Ireland - a Republican who served as the state's chief election officer from 2005 to 2009 - expects the West Virginia Supreme Court of Appeals to rule sometime in January on filings requesting a special election for governor this year in the state.
"I don't know how the court is going to rule, but this is what I think should happen," Ireland said. "People need to have a say when as to when we should have an election, and I think people would like to have a chance to vote for governor sooner rather than later."
Senate President Earl Ray Tomblin, D-Logan, has held the position of acting governor of West Virginia since Nov. 15, when former Gov. Joe Manchin left to take office in the U.S. Senate. The unexpired term doesn't end until January 2013.
The West Virginia Constitution states that a special election for governor should take place, but it doesn't indicate how soon it should.
The cost for a special election is estimated at $6 million, which Ireland said shouldn't be a factor in deciding whether an election should occur.
"I don't think you can put a cost on liberty and the citizens' rights to elect who they want to be governor," she said.
Ireland, 64, said Dec. 7 that she was actively considering a run for governor, and announced this week she would file the necessary paperwork to do so.
"Depending on what the Supreme Court does, it's time to get a staff together now," she said. "I can't do that without filing papers to expend funds."
Ireland fears the gubernatorial election issue might eclipse other issues during the regular session of the West Virginia Legislature, which starts Jan. 12.
"I don't know if much business going to get done this year," she said. "It's an open-ended issue, and it's not good for the state. We have too many issues to waste 30 to 60 days."
Ireland opted not to run for re-election in 2008 so that she could take care of family members. Since leaving office, she has served as vice president of business relationships at the Mid-Atlantic Technical, Research and Innovation Center.
The job, Ireland said, "has taught me a lot about energy and the environment."
Ireland is the second Republican to express interest in the governor's office. State Sen. Clark Barnes, R-Randolph, has also said he will file to run. Republican Congresswoman Shelley Moore Capito has also been touted as a possible candidate.
Democrats expected to enter the race are Tomblin; House Speaker Richard Thompson, D-Wayne; state Sens. Jeff Kessler, D-Marshall, and Brooks McCabe, D-Kanawha; Secretary of State Natalie Tennant; and state Treasurer John Perdue.
"Anytime there's an opening in elected office you have a lot of people come forward," Ireland said. "That's politics. People will have to decide who has the skill set to lead the state, and I am that person.
"I'm not afraid to make the tough decisions, and we're going through a tough time. I would not want to sit there and make decisions just to get me elected to another office."
She noted that as governor, there is one change she would call for immediately.
"If I were elected governor, I'd pull down that party tent," Ireland said, making reference to the luxury ballroom- size tent place outside the governor's mansion by Manchin.
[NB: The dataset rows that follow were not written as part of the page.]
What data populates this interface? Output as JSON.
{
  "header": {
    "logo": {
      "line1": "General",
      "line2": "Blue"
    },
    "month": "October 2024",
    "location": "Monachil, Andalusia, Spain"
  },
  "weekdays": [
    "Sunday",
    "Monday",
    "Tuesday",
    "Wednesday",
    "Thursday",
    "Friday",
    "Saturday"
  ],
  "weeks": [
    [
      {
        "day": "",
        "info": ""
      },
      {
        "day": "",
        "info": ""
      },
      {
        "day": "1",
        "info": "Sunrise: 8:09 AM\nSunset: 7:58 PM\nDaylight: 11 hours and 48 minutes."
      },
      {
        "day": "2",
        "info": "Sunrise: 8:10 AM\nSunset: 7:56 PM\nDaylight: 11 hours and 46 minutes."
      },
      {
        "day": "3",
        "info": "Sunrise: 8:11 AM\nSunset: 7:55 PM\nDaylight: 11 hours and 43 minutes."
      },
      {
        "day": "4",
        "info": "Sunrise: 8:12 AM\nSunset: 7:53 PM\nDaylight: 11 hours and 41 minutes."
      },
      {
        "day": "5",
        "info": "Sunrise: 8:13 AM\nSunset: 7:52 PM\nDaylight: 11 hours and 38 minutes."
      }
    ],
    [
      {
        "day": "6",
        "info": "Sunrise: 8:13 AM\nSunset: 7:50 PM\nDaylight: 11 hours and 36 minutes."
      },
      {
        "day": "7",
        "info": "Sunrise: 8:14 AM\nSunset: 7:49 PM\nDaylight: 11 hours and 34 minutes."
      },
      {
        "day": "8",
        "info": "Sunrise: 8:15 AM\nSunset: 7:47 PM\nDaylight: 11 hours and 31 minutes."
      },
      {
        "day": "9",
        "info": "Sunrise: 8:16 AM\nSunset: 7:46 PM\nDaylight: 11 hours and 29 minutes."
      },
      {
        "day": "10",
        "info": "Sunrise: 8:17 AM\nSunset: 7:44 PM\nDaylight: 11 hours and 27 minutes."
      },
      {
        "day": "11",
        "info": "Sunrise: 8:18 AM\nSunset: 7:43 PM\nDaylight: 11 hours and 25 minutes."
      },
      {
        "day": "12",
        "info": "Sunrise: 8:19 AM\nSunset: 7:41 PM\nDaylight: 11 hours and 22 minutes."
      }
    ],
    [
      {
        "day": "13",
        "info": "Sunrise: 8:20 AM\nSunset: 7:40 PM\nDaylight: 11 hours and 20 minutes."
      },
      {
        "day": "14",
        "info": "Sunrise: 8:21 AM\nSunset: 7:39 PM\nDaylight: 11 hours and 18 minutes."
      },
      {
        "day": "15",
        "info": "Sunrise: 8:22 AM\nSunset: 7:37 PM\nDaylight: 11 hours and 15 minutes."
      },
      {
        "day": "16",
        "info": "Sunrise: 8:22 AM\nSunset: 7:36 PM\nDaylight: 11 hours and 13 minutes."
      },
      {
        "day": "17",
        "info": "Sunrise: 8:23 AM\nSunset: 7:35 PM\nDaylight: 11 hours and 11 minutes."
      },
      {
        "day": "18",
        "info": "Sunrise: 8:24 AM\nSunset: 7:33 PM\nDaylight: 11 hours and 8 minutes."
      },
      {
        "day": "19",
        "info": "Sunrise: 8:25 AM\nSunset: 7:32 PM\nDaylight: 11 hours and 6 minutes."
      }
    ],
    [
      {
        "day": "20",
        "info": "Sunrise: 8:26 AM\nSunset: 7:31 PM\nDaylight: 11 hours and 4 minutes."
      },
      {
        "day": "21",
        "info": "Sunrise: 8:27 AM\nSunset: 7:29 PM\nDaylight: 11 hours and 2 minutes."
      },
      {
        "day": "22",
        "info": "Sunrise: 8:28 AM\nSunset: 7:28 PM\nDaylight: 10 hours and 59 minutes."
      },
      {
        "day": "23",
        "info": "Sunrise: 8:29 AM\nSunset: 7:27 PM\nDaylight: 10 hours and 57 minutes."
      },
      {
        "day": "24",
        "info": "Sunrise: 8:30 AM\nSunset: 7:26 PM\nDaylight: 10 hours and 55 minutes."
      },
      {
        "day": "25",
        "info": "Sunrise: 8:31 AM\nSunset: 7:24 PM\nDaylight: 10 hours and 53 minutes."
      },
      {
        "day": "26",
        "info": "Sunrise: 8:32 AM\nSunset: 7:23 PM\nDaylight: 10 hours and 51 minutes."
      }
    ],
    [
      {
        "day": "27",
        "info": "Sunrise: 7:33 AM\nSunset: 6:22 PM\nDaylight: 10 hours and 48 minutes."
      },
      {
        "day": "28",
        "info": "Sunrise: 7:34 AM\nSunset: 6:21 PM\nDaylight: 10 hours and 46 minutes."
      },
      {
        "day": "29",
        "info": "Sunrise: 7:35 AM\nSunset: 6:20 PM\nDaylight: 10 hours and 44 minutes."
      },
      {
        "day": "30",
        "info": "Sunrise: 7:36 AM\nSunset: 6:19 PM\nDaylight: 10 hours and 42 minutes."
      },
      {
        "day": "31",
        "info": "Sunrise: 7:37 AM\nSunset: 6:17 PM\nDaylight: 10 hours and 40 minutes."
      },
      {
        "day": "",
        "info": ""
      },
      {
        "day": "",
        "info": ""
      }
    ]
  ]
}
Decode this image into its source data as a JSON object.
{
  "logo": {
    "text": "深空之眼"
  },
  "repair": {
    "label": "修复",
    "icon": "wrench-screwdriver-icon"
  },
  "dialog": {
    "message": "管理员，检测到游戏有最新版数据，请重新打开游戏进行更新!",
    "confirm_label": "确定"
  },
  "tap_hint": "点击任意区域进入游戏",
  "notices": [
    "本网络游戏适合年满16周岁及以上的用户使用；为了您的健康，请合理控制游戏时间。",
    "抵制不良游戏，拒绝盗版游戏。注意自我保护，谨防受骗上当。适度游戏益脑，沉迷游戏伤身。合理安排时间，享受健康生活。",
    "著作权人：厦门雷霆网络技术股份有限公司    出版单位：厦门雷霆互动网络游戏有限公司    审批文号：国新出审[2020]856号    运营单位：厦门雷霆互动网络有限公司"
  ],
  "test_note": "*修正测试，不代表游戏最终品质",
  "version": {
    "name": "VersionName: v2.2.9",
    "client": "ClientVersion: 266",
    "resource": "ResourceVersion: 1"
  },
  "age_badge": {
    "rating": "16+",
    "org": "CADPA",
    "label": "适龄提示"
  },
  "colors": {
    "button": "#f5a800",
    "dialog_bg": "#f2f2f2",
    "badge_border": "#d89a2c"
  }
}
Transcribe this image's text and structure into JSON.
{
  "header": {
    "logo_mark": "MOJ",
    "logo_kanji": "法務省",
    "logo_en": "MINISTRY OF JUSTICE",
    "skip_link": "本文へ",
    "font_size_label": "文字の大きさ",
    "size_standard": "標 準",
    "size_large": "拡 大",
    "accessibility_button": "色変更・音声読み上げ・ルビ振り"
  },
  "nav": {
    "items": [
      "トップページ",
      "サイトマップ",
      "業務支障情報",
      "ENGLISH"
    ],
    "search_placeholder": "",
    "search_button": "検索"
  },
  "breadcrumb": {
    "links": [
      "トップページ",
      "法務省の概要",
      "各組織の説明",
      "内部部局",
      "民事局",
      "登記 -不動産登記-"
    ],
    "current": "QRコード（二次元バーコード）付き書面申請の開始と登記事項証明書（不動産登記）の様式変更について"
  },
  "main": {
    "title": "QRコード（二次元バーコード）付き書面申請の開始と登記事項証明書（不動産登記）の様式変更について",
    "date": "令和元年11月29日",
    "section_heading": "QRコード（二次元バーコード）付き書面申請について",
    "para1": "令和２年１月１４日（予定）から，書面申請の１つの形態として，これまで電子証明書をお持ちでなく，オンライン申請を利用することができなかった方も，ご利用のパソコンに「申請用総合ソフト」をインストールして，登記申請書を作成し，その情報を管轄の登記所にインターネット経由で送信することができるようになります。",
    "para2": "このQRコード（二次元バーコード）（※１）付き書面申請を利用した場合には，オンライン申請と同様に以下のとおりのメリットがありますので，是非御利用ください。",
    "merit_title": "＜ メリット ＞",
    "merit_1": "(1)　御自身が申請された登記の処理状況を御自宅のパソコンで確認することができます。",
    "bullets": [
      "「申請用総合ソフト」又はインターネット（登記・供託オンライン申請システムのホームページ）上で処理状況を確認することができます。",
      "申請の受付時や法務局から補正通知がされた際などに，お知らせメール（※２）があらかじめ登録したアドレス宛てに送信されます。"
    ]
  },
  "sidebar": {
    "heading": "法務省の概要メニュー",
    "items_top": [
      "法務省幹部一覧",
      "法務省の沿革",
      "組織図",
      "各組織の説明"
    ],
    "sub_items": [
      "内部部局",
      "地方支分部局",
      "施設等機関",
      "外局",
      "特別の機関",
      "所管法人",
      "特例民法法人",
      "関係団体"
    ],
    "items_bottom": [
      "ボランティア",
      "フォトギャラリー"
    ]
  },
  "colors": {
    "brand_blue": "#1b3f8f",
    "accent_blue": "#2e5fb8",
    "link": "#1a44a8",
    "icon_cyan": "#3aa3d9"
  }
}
It is used as a place to hold state receptions and events.
"It defaces the dignity of the capitol grounds," Ireland said. "We can just as easily hold parties and receptions in the state Cultural Center."